WINFIELD, W.Va. -- A Kanawha-Charleston Health Department administrator has been appointed to head the Putnam County Health Department until further notice in light of recent financial crisis, officials announced in an emergency meeting Thursday.
Lolita Kirk, the director of administration at Kanawha-Charleston Health Department for the past seven years, will also serve as the senior interim administrator for Putnam County Health Department effective immediately. Kirk has been in public health for 26 years
"My board has been generous enough to allow me to work a couple days per week -- possibly more -- just so I can try and get them back on track again," Kirk said. "Determine what their funding needs are, establish financial polices and procedures, things of that nature."
The Kanawha-Charleston Board of Health offered their help to Putnam County's health department after Putnam County's financial trouble has come to the surface in recent months.
"We have volunteered to help them as a neighbor should help a neighbor," said Dr. Rahul Gupta, executive director of the Kanawha County Health Department.
"We will do a financial assessment, an organizational assessment and go to the drawing board. If a patient comes in ... first, you stop the bleeding, resuscitate and make sure the patient lives. ... We will assess how much we need.

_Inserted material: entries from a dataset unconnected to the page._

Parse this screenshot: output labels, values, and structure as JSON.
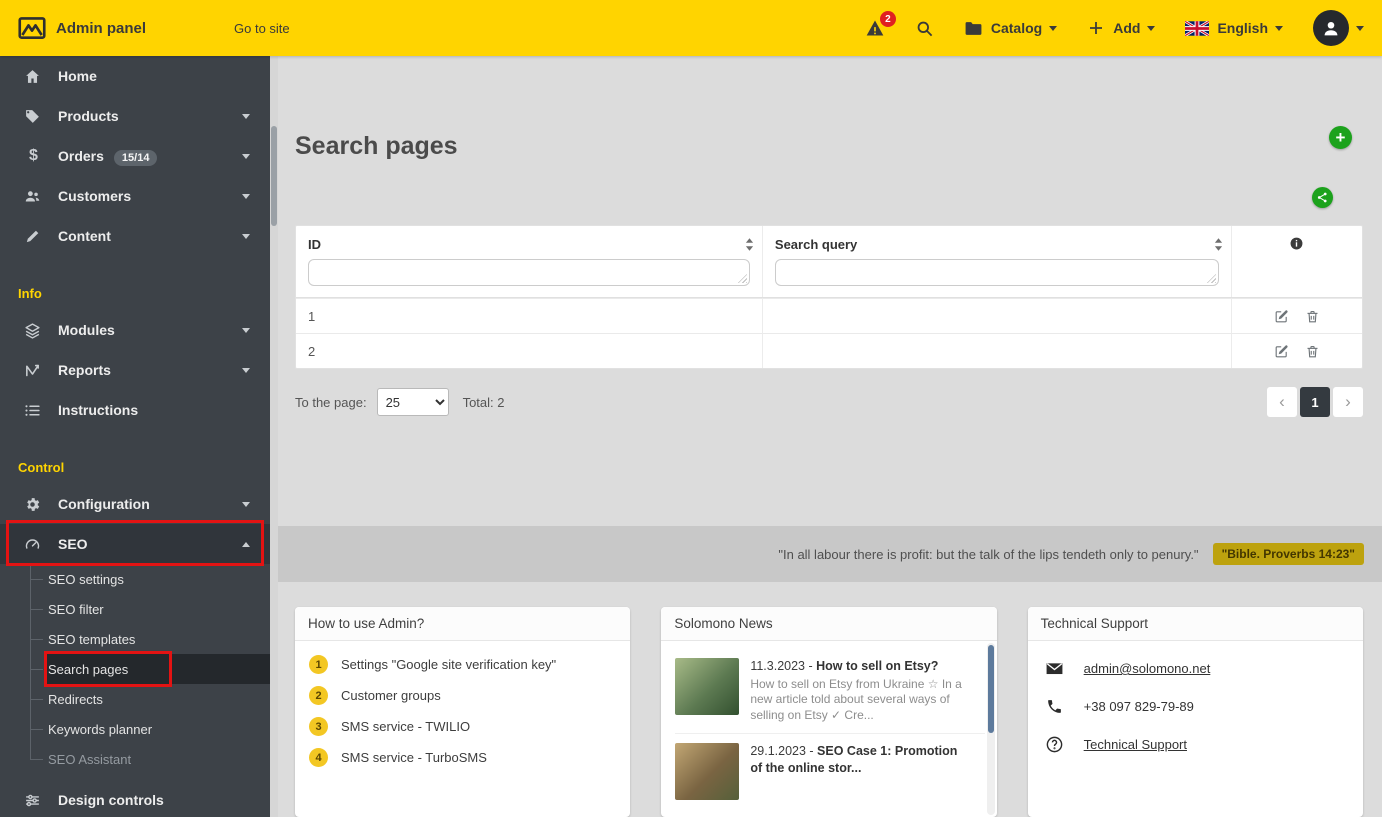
{
  "topbar": {
    "brand": "Admin panel",
    "go_to_site": "Go to site",
    "alerts_badge": "2",
    "catalog": "Catalog",
    "add": "Add",
    "language": "English"
  },
  "sidebar": {
    "items": [
      {
        "label": "Home"
      },
      {
        "label": "Products"
      },
      {
        "label": "Orders",
        "badge": "15/14"
      },
      {
        "label": "Customers"
      },
      {
        "label": "Content"
      }
    ],
    "section_info": "Info",
    "info_items": [
      {
        "label": "Modules"
      },
      {
        "label": "Reports"
      },
      {
        "label": "Instructions"
      }
    ],
    "section_control": "Control",
    "control_items": [
      {
        "label": "Configuration"
      },
      {
        "label": "SEO"
      }
    ],
    "seo_submenu": [
      {
        "label": "SEO settings"
      },
      {
        "label": "SEO filter"
      },
      {
        "label": "SEO templates"
      },
      {
        "label": "Search pages"
      },
      {
        "label": "Redirects"
      },
      {
        "label": "Keywords planner"
      },
      {
        "label": "SEO Assistant"
      }
    ],
    "bottom_item": "Design controls"
  },
  "main": {
    "title": "Search pages",
    "table": {
      "col_id": "ID",
      "col_query": "Search query",
      "rows": [
        {
          "id": "1"
        },
        {
          "id": "2"
        }
      ]
    },
    "footer": {
      "to_page_label": "To the page:",
      "page_size": "25",
      "total": "Total: 2",
      "prev": "‹",
      "page": "1",
      "next": "›"
    }
  },
  "quote": {
    "text": "\"In all labour there is profit: but the talk of the lips tendeth only to penury.\"",
    "badge": "\"Bible. Proverbs 14:23\""
  },
  "cards": {
    "howto": {
      "title": "How to use Admin?",
      "items": [
        {
          "num": "1",
          "text": "Settings \"Google site verification key\""
        },
        {
          "num": "2",
          "text": "Customer groups"
        },
        {
          "num": "3",
          "text": "SMS service - TWILIO"
        },
        {
          "num": "4",
          "text": "SMS service - TurboSMS"
        }
      ]
    },
    "news": {
      "title": "Solomono News",
      "items": [
        {
          "date": "11.3.2023 - ",
          "title": "How to sell on Etsy?",
          "desc": "How to sell on Etsy from Ukraine ☆ In a new article told about several ways of selling on Etsy ✓ Cre..."
        },
        {
          "date": "29.1.2023 - ",
          "title": "SEO Case 1: Promotion of the online stor...",
          "desc": ""
        }
      ]
    },
    "support": {
      "title": "Technical Support",
      "items": [
        {
          "icon": "envelope-icon",
          "text": "admin@solomono.net"
        },
        {
          "icon": "phone-icon",
          "text": "+38 097 829-79-89"
        },
        {
          "icon": "question-circle-icon",
          "text": "Technical Support"
        }
      ]
    }
  },
  "colors": {
    "accent_yellow": "#ffd400",
    "sidebar_dark": "#3d4248",
    "green_action": "#1ca21c",
    "annotation_red": "#e31313",
    "pager_active": "#343a40"
  },
  "icons": {
    "edit": "pencil-square",
    "delete": "trash",
    "sort": "up-down-arrows",
    "info": "info-circle"
  }
}
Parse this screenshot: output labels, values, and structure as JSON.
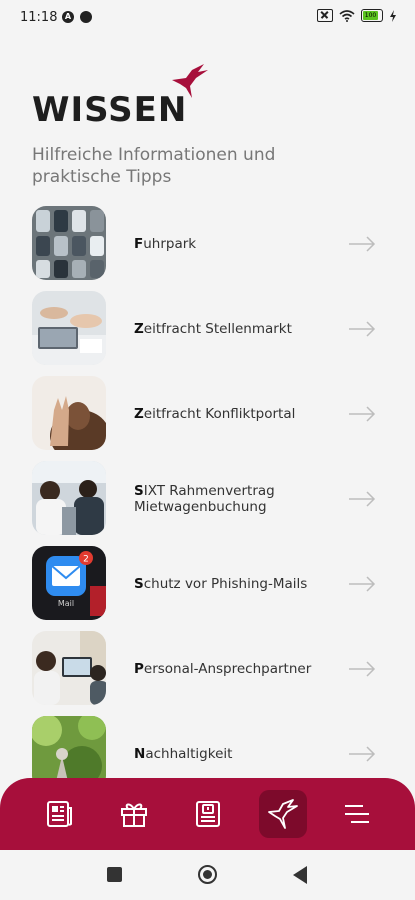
{
  "status_bar": {
    "time": "11:18",
    "battery": "100",
    "icons": [
      "a-badge-icon",
      "blocked-icon",
      "no-sim-icon",
      "wifi-icon",
      "battery-icon",
      "charging-icon"
    ]
  },
  "header": {
    "title": "WISSEN",
    "subtitle": "Hilfreiche Informationen und praktische Tipps",
    "logo_icon": "hummingbird-icon"
  },
  "list": {
    "items": [
      {
        "first": "F",
        "rest": "uhrpark"
      },
      {
        "first": "Z",
        "rest": "eitfracht Stellenmarkt"
      },
      {
        "first": "Z",
        "rest": "eitfracht Konfliktportal"
      },
      {
        "first": "S",
        "rest": "IXT Rahmenvertrag Mietwagenbuchung"
      },
      {
        "first": "S",
        "rest": "chutz vor Phishing-Mails"
      },
      {
        "first": "P",
        "rest": "ersonal-Ansprechpartner"
      },
      {
        "first": "N",
        "rest": "achhaltigkeit"
      }
    ],
    "mail_badge": "2",
    "mail_app_label": "Mail"
  },
  "bottom_nav": {
    "items": [
      "news-icon",
      "gift-icon",
      "document-icon",
      "hummingbird-icon",
      "menu-icon"
    ],
    "active_index": 3
  },
  "colors": {
    "brand": "#a70f3b",
    "brand_dark": "#7d0a2b",
    "background": "#f4f4f4"
  }
}
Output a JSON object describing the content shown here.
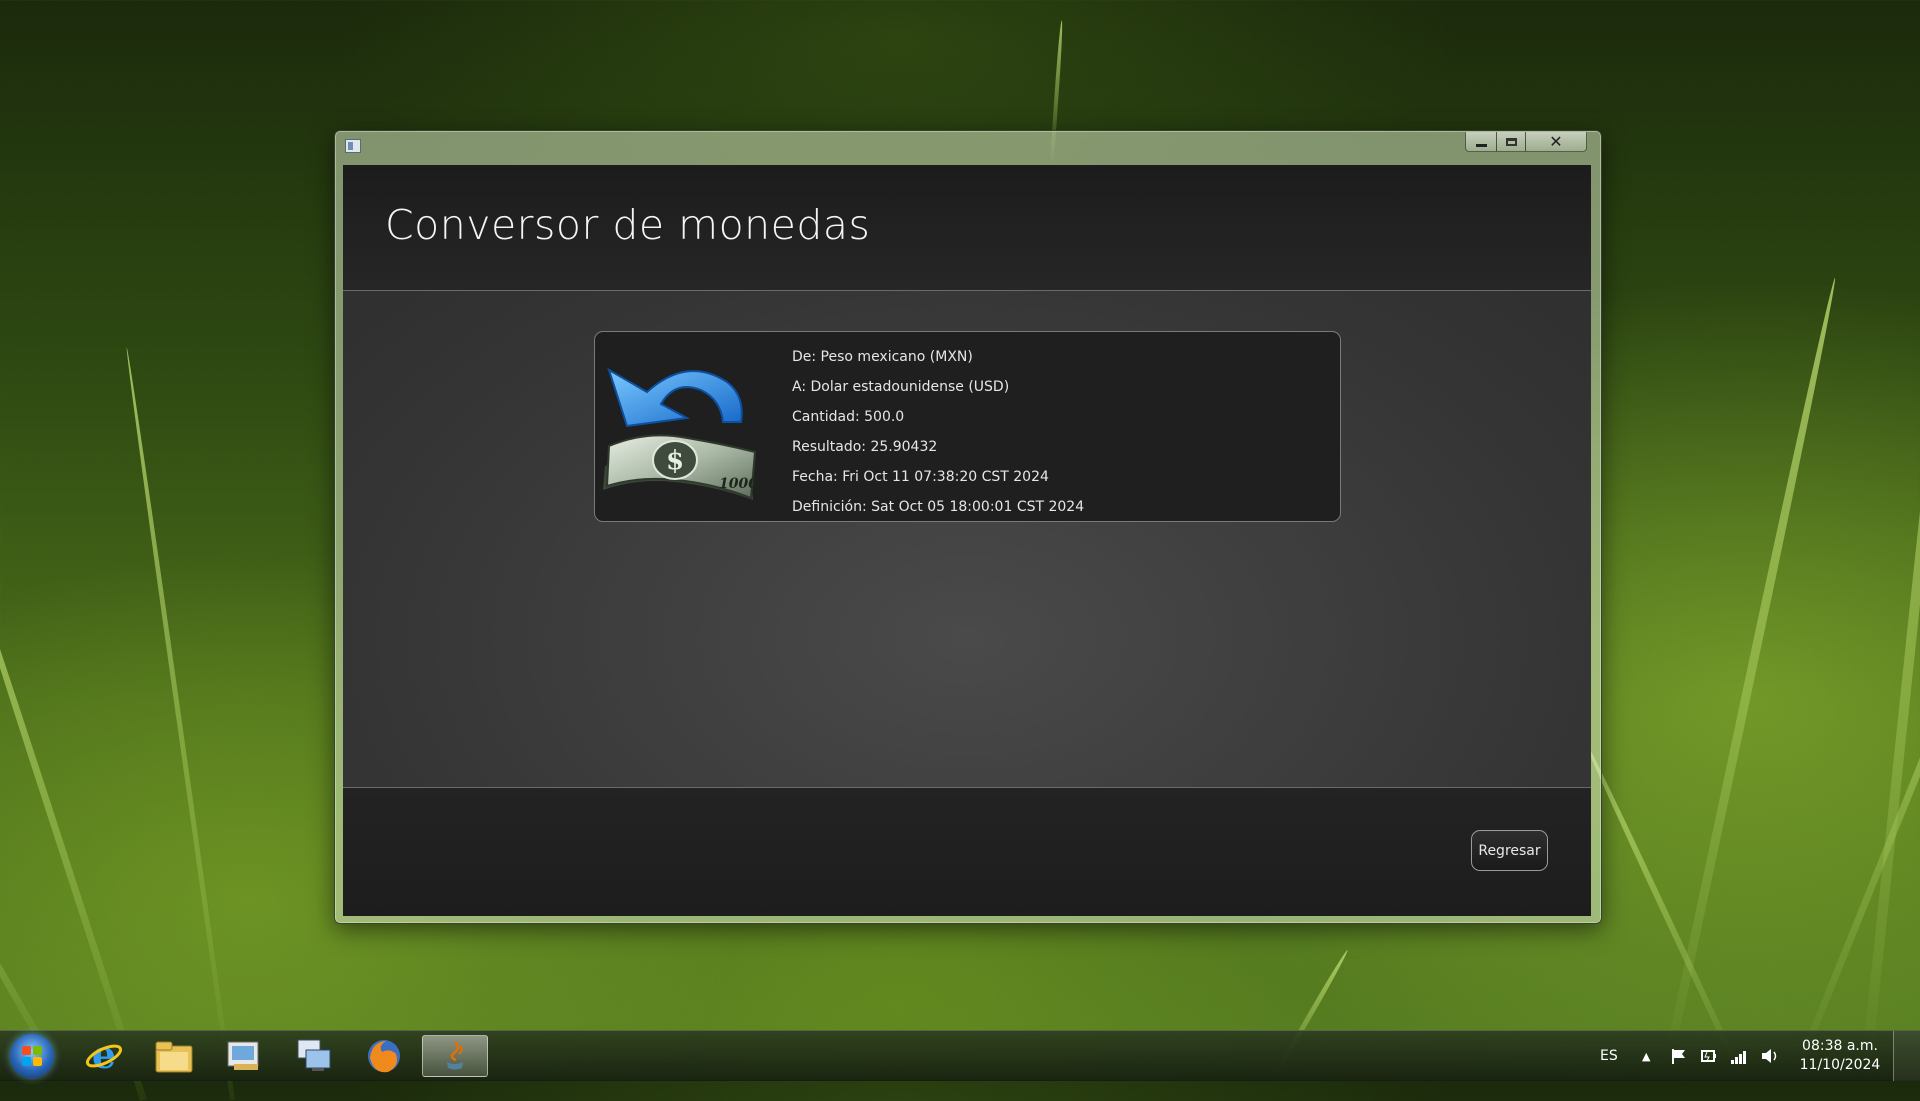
{
  "window": {
    "title": "Conversor de monedas",
    "controls": {
      "minimize": "minimize",
      "maximize": "maximize",
      "close": "close"
    }
  },
  "card": {
    "from": "De: Peso mexicano (MXN)",
    "to": "A: Dolar estadounidense (USD)",
    "amount": "Cantidad: 500.0",
    "result": "Resultado: 25.90432",
    "date": "Fecha: Fri Oct 11 07:38:20 CST 2024",
    "definition": "Definición: Sat Oct 05 18:00:01 CST 2024",
    "bill_value": "1000",
    "icon": "money-exchange-icon"
  },
  "footer": {
    "back_label": "Regresar"
  },
  "taskbar": {
    "apps": [
      "internet-explorer-icon",
      "file-explorer-icon",
      "media-center-icon",
      "remote-desktop-icon",
      "firefox-icon",
      "java-icon"
    ],
    "language": "ES",
    "time": "08:38 a.m.",
    "date": "11/10/2024"
  },
  "colors": {
    "accent": "#2a8be0",
    "window_bg": "#2b2b2b",
    "header_bg": "#1e1e1e"
  }
}
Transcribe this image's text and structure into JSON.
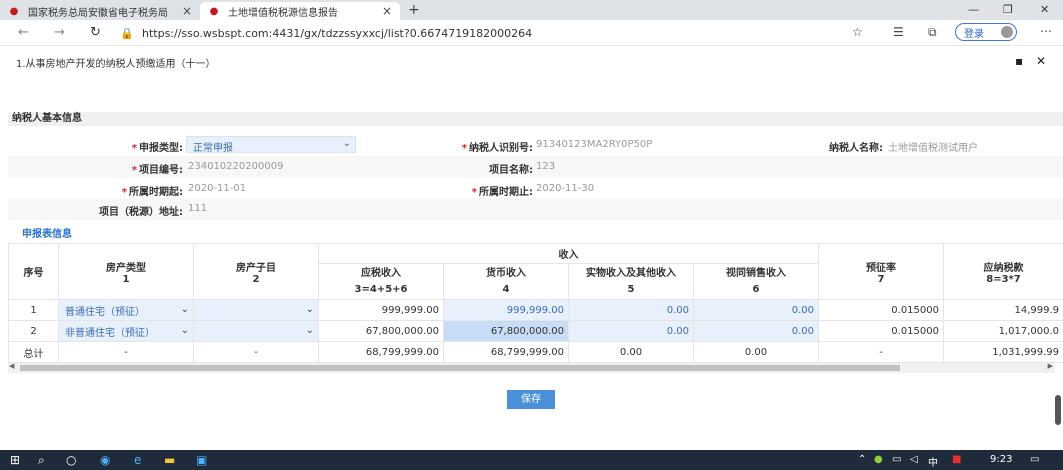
{
  "browser": {
    "tabs": [
      {
        "label": "国家税务总局安徽省电子税务局"
      },
      {
        "label": "土地增值税税源信息报告"
      }
    ],
    "url": "https://sso.wsbspt.com:4431/gx/tdzzssyxxcj/list?0.6674719182000264",
    "login_label": "登录"
  },
  "modal": {
    "title": "1.从事房地产开发的纳税人预缴适用（十一）"
  },
  "basic_info": {
    "section_title": "纳税人基本信息",
    "declare_type_label": "申报类型:",
    "declare_type_value": "正常申报",
    "taxpayer_id_label": "纳税人识别号:",
    "taxpayer_id_value": "91340123MA2RY0P50P",
    "taxpayer_name_label": "纳税人名称:",
    "taxpayer_name_value": "土地增值税测试用户",
    "project_no_label": "项目编号:",
    "project_no_value": "234010220200009",
    "project_name_label": "项目名称:",
    "project_name_value": "123",
    "period_start_label": "所属时期起:",
    "period_start_value": "2020-11-01",
    "period_end_label": "所属时期止:",
    "period_end_value": "2020-11-30",
    "address_label": "项目（税源）地址:",
    "address_value": "111"
  },
  "report": {
    "section_title": "申报表信息",
    "headers": {
      "seq": "序号",
      "house_type": "房产类型",
      "house_type_no": "1",
      "house_sub": "房产子目",
      "house_sub_no": "2",
      "income": "收入",
      "taxable_income": "应税收入",
      "taxable_formula": "3=4+5+6",
      "cash_income": "货币收入",
      "cash_no": "4",
      "kind_income": "实物收入及其他收入",
      "kind_no": "5",
      "deemed_income": "视同销售收入",
      "deemed_no": "6",
      "prepay_rate": "预征率",
      "prepay_no": "7",
      "tax_payable": "应纳税款",
      "tax_formula": "8=3*7"
    },
    "rows": [
      {
        "seq": "1",
        "house_type": "普通住宅（预征）",
        "house_sub": "",
        "taxable": "999,999.00",
        "cash": "999,999.00",
        "kind": "0.00",
        "deemed": "0.00",
        "rate": "0.015000",
        "tax": "14,999.9"
      },
      {
        "seq": "2",
        "house_type": "非普通住宅（预征）",
        "house_sub": "",
        "taxable": "67,800,000.00",
        "cash": "67,800,000.00",
        "kind": "0.00",
        "deemed": "0.00",
        "rate": "0.015000",
        "tax": "1,017,000.0"
      }
    ],
    "total": {
      "seq": "总计",
      "house_type": "-",
      "house_sub": "-",
      "taxable": "68,799,999.00",
      "cash": "68,799,999.00",
      "kind": "0.00",
      "deemed": "0.00",
      "rate": "-",
      "tax": "1,031,999.99"
    }
  },
  "save_label": "保存",
  "taskbar": {
    "ime": "中",
    "time": "9:23"
  }
}
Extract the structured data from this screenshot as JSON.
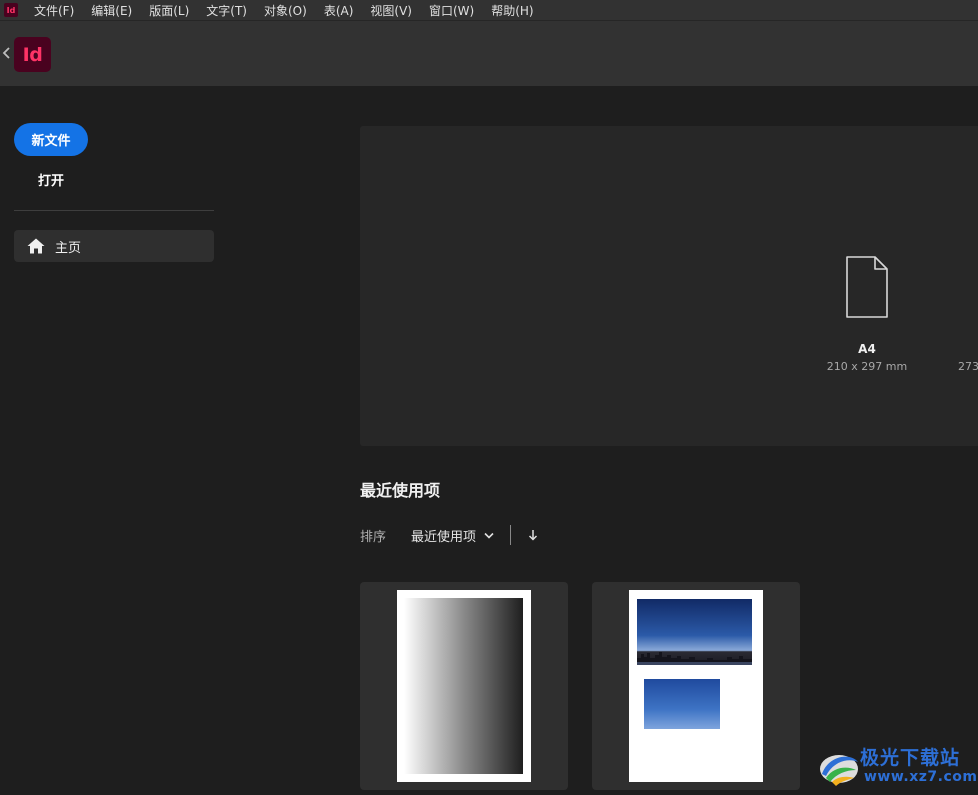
{
  "menubar": {
    "app_badge": "Id",
    "items": [
      {
        "label": "文件(F)"
      },
      {
        "label": "编辑(E)"
      },
      {
        "label": "版面(L)"
      },
      {
        "label": "文字(T)"
      },
      {
        "label": "对象(O)"
      },
      {
        "label": "表(A)"
      },
      {
        "label": "视图(V)"
      },
      {
        "label": "窗口(W)"
      },
      {
        "label": "帮助(H)"
      }
    ]
  },
  "header": {
    "logo_text": "Id",
    "logo_icon": "indesign-logo",
    "back_icon": "chevron-left-icon"
  },
  "sidebar": {
    "new_file_label": "新文件",
    "open_label": "打开",
    "home_label": "主页",
    "home_icon": "home-icon"
  },
  "presets": {
    "items": [
      {
        "name": "A4",
        "dims": "210 x 297 mm",
        "icon": "document-icon"
      }
    ],
    "partial_next": "273"
  },
  "recent": {
    "title": "最近使用项",
    "sort_label": "排序",
    "sort_value": "最近使用项",
    "sort_direction_icon": "arrow-down-icon",
    "files": [
      {
        "thumbnail": "gradient-page"
      },
      {
        "thumbnail": "photo-page"
      }
    ]
  },
  "watermark": {
    "title": "极光下载站",
    "url": "www.xz7.com"
  },
  "colors": {
    "accent": "#1473e6",
    "background": "#1e1e1e",
    "panel": "#272727",
    "indesign_brand": "#ff3366"
  }
}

Is it more than $186,000? Less than $186,000? See where the bleeding is, put a tourniquet there, without trying to cut services."
Commissioner Joe Haynes, who is a Putnam County Board of Health member, said the trouble stems from a prolonged legal dispute with an employee and excessive clinical services beyond community demand.
The Putnam County Health Department filed an application with the state health department for $186,000 in funding for expenses, but it had to withdraw the application when the state requested additional details with the application deadline looming just a few days later.
The largest chunk of unpaid bills is $80,000 in rent and "associated shared costs," according to officials. The department moved into a new, larger facility in Teays Valley in 2010 in hopes of expanding its services. Instead, the department spent $38,000 in attorney fees fighting a legal battle with a former employee who sued for wrongful termination in 2010 and was reinstated in 2011.